The recent nuclear treaty with Iran gives them access to billions of dollars for agreeing to limit their nuclear production but with an approval of their having full nuclear capability within 10 years. They win-win. We got nothing in return. They kept their American hostages and keep fomenting terrorism in the Middle East. Plus we cannot even inspect their compliance without weeks of advance notice! They got a lot, we got nothing! And, the recent environmental agreement with China allows their continued annual increases in pollution emission for over 20 years at which time they agreed to stop increases. Our part of the deal was that we would keep decreasing pollution each and every year. They didn’t even agree to reduce pollution after 20 years. What good is such a treaty?
Finally, on free trade, we “negotiate” treaties that actually hurt us, limit our ability to export, and yet give the other signers access to our markets. Again, the agreement is a one-way street—helping others and hurting Americans. For example, for years we have made agreements limiting tariff duties on automobile shipments between Japan and America. So far, that’s good. But Japan imposed a clause allowing them to “inspect” the cars we ship there, which in practice put them in isolated yards for months before they ever passed inspection. This unfair practice hurt our companies more than a high tariff and limited our sales to Japan while Japan companies enjoyed free access to our markets.

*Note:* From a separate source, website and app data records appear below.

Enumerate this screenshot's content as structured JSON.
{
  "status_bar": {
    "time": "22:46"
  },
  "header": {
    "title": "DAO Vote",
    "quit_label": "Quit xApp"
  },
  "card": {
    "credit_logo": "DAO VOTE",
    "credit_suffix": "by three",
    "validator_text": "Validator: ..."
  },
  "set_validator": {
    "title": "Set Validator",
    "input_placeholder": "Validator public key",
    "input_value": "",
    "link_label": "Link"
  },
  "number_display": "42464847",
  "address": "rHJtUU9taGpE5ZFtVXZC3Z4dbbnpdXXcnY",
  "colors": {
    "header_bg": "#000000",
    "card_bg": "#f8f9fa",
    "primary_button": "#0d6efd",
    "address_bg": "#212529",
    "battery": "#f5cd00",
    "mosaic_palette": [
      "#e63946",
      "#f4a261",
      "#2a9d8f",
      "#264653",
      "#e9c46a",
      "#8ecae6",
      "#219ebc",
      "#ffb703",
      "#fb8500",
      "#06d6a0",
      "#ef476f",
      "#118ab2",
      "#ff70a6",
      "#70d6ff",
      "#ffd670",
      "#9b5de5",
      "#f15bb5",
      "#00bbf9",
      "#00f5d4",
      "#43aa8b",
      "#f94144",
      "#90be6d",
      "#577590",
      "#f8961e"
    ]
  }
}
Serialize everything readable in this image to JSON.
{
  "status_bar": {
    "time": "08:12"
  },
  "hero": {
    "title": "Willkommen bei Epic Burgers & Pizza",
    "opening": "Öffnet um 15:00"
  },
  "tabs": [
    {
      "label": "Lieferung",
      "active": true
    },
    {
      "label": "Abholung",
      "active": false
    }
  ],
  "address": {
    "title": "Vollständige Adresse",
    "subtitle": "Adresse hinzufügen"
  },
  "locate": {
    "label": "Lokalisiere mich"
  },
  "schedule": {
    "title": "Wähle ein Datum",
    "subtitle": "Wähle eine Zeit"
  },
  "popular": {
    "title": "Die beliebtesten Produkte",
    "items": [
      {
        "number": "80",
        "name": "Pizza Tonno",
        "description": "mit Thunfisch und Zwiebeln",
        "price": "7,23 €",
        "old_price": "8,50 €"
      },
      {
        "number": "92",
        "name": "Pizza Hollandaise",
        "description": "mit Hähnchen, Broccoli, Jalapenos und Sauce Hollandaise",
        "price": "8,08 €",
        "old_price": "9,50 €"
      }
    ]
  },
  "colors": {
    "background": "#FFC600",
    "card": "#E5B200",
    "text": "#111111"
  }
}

These not so subtle aspects of treaties shows that one can be a free-trader and still condemn the unfair trade treaties that our administrations have been signing. It is incredible that our negotiators are so naive as to enter into such flawed treaties. That is why Trump is fully justified in saying he will make trade fair and force our trading partners to play fair. What good does it do to allow fair trade for others while hamstringing our own people? This is just another example of why we need simply good management instead of ideological bickering and photo-ops from our leaders.